[Tweet “Buy less. Choose well. Make it last.”]

The trend towards hyper consumerism is almost inescapable. Things are just so darn cheap nowadays. Wal-Mart is everywhere, and dollar stores are so common that books and websites for crafting with stuff that you buy at the dollar store exist. Our town didn’t get its first Wal-Mart until the late 90s, and within a few years there were two more like 5 minutes away from my house. There are currently 22 Wal-Mart stores within a 30 mile radius in San Diego county. I’m picking on Wal-Mart, but they’re not the only guilty party. Cheap stuff is everywhere.

Have you heard of “retail therapy”? It’s kind of a joke to describe that feeling you get when you buy stuff, but in reality, it’s more sad than funny. When that first Wal-Mart opened in my neighborhood I fell under its spell of super cheap crap. Saturday mornings, I’d head over to see what was new and get a little alone time. I could literally spend two hours in there wandering the aisles and filling my cart with housewares, gadgets, trinkets. We were running out of room to put it all, and even though it was cheap, it wasn’t like it was free. I’m not sure what broke the spell. Maybe Greg questioning whether we really needed another red plastic mixing bowl, or maybe I’d just had enough. Like too much fast food, it wasn’t truly satisfying no matter how much I consumed, and eventually I got sick of it. Even though I love fast food, I don’t want to eat it every day. 

And I started to question the statement I was making, because how you spend your hard-earned money is one of the most powerful statements you can make. Not to bum you out too much, but super cheap stuff has a cost that someone, somewhere is somehow paying. Maybe it’s horrible working conditions, maybe it’s gross environmental practices. Sometimes it’s slavery.

Our family made a decision to choose better when handing over our money in exchange for goods and services, starting with buying less. There’s pretty much always going to be a tiny place in my life for discount stores because sometimes you do need that plastic bowl, but we really try hard to support local small businesses. This means, when we buy gifts, we try to choose local handmade whenever possible, or at least a local “mom and pop” retailer. When we eat out, we usually go to a locally owned restaurant vs a chain restaurant. And when we the only choice is a big corporate shop, we do our best to choose one that takes care of its workers and gives back to the community.

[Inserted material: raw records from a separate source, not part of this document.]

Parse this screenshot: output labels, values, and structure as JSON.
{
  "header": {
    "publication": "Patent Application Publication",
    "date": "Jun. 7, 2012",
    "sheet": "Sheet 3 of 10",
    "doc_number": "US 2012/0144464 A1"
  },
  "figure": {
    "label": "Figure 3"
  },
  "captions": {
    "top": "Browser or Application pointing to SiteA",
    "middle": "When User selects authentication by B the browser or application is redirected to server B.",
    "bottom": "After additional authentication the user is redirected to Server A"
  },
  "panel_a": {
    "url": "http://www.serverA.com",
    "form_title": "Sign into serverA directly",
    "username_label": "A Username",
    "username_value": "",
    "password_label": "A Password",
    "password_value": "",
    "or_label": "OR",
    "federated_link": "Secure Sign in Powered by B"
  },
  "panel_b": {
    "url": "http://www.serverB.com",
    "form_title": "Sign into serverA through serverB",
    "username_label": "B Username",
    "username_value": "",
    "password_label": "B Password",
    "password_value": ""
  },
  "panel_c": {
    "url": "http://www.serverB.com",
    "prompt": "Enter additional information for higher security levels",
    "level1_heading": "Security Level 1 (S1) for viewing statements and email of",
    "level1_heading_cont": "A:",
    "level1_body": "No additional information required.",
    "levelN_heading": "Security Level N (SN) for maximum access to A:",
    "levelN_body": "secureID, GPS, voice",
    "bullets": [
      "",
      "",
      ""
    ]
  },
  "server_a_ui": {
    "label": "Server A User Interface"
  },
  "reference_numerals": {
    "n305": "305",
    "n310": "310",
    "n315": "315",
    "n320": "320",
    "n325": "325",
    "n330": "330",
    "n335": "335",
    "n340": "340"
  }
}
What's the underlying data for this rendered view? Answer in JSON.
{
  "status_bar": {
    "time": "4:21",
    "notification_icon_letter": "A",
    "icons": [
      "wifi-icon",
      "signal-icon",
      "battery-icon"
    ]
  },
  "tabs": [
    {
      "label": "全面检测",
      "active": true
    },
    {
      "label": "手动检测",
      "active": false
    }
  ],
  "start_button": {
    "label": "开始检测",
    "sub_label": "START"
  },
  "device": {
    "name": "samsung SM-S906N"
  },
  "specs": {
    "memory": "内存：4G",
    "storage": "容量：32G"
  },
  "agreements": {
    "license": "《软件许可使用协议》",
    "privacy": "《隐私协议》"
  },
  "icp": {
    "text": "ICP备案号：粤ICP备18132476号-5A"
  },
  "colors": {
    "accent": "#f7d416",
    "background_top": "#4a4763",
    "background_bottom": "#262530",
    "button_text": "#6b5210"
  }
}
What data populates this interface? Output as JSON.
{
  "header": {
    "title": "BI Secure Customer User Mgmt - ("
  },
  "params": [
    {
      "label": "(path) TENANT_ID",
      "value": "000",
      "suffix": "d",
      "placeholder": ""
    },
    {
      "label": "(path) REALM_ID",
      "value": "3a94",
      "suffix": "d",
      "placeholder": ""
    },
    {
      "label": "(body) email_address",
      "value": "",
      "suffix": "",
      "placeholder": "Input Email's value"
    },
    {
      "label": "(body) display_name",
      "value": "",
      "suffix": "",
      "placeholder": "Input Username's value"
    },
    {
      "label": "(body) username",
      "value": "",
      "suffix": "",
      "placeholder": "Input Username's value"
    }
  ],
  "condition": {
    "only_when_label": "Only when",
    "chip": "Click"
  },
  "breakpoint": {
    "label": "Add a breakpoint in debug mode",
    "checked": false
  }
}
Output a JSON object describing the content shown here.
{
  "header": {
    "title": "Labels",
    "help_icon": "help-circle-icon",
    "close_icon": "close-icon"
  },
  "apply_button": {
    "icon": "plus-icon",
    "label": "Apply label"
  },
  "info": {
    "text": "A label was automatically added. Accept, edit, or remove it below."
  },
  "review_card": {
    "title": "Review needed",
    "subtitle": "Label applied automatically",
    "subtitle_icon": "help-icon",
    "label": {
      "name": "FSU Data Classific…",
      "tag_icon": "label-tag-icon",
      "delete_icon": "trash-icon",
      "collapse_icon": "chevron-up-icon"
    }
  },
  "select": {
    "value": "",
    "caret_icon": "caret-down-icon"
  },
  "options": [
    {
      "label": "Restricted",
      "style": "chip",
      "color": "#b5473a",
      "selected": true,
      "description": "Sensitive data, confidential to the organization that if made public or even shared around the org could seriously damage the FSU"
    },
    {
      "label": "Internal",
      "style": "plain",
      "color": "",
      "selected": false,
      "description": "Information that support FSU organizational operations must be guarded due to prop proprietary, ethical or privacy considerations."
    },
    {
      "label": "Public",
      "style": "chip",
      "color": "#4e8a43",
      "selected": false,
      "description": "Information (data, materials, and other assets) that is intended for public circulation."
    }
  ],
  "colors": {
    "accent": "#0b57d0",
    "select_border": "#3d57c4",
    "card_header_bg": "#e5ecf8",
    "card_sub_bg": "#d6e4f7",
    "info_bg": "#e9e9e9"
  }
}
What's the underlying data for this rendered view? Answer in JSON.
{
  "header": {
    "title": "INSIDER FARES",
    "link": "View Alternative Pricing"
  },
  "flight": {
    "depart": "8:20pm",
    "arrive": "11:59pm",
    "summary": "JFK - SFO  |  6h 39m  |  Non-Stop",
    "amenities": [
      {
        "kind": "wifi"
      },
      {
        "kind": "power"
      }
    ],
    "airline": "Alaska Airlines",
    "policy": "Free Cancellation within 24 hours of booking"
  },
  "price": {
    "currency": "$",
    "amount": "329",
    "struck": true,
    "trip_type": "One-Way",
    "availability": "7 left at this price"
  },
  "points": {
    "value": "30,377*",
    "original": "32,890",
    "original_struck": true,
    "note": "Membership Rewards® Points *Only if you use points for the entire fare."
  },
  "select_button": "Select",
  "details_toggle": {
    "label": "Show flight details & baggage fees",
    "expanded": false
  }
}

I totally get how capitalism works, but I also know that I feel better when the person who is making the stuff I buy can take care of their family. Not everyone can afford to make a statement every time they shop, but if we could all just try to see the bigger picture and spend our money a little more meaningfully, it would make an impact. And understand that you don’t have to cave to the pressure to “buy buy buy”.

And so dear friends, that is the story of my great big why. I hope I’ve made my case that more isn’t always better, but mindful is better; Meaningful is better. And I think that you will see that better stuff is better.

Also, check out this episode of Last Week Tonight with John Oliver where he talks about the real cost of “Fast Fashion”.  Warning: lots of swears.